Perhaps I ought to explain what this blog is about, in general. It is not about debunking anything, in particular, but is about surveying the theological left: the liberal-Christian and religious humanist and religious pluralist scenes and producing some theology about this neck of the woods. Thus it has looked at Free and Liberal Catholicism too.
It is that point where theology really is consistent with general narratives we live by today - not just intellectually but practically in terms of everyday thought. How do people think about when it rains, or how things get done, and who's in charge and why. So, from time to time it looks at economics and politics.
When it comes to history, science and social science, I'm a critical realist. These disciplines produce answers you don't want as well as answers you do. Paradigms are limited and changable, and come under difficulties of language, but they explain, and the discoveries they explain are discoveries. We might lack many discoveries, and some paradigms weaken.
This is different from the arts, where what we do we create, and different from religion, which is mythology and yet is distinct in terms of effect.
For example, the Kula ring of the Trobriand Islands is an exchange system that involves material effort and loss but also spiritual gain, and part of that gain is identifying with the other person. This is a lot of boat travel to do it, but it is religious ritual like other religious ritual. People do religious ritual for reflection, contemplation, oversight and binding. I do this. Religion, seen this way, may involve all manner of traditions and gods and the like, but religions contain combinations of the practical and the impossible to evidence supernatural. Even superstitions start with practical reasoning. The supernatural is often refined magic, magic just a built up superstition.
There are theologies remaining Christian that deal with the secular. Bonhoeffer had a go, with the busy secular Christian and an invisible God. There are theologies that ask questions, though Tillich had systematic answers. There are (non-realist?) postmodern theologies - some originating in Barth and Hans Frei with a conserving Evangelical flavour, some in Radical Orthodoxy with an Anglican Catholic flavour (living in a Church-first bubble that nonsensically calls Sociology secular theology) and some liberal in flavour (despite being anti liberal in some tone) with Mark C. Taylor, Don Cupitt and Lloyd Geering. They all recognise the different nature of ordinary reality by which people live. In effect I'm doing a postmodern theology that starts with the subjective individualism of James Martineau. It is a Unitarian approach on the anti-denominationalist side and takes seriously some liturgical conservation with an individualism, and taking these you end up with no objectivity and no subjectivity but a postmodern use of language towards doing ritual, even simple ritual.
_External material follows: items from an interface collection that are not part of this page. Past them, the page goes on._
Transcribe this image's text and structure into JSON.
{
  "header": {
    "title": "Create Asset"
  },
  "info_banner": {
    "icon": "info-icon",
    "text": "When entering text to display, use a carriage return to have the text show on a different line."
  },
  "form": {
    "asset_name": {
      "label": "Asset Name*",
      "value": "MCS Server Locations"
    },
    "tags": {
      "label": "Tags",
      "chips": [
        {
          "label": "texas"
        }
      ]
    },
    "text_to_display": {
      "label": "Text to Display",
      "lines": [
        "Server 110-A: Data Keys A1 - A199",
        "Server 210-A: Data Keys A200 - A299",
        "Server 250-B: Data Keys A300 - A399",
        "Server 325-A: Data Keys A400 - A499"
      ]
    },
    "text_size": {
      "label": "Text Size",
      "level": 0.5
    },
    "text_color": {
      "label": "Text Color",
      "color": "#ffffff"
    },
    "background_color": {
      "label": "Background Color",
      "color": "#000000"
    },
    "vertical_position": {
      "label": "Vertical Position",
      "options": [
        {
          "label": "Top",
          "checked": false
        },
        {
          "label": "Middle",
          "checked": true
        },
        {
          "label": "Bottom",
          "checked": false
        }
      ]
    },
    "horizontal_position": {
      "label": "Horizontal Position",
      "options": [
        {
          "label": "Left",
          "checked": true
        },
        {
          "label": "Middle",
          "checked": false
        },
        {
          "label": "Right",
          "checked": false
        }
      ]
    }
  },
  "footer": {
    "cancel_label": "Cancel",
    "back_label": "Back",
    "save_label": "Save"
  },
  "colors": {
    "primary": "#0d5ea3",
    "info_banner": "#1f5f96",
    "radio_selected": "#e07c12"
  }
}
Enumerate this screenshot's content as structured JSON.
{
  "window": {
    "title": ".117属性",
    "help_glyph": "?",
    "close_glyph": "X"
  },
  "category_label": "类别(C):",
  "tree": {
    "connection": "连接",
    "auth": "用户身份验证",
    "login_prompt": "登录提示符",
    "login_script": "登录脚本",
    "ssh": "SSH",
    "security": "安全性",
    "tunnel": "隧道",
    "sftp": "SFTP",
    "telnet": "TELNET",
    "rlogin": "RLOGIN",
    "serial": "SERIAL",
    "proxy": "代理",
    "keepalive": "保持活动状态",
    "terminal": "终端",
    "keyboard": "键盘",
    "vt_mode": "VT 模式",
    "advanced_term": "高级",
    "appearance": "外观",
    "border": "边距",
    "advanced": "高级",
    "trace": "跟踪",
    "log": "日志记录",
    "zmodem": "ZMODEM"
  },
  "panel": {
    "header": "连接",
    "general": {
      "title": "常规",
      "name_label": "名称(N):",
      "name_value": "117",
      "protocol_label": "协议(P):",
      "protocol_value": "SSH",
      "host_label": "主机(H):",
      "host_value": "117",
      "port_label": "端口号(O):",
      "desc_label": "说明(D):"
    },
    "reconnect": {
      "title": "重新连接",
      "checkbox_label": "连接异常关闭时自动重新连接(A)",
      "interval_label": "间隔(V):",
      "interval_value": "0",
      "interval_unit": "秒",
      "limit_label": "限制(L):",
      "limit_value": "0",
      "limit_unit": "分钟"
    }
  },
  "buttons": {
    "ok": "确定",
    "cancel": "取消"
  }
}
This is my position. It is not a broad Church Christianity or some sort of moderate trade-off liberalism about Christianity. It is about what makes religion religion, and according to how we think and live today.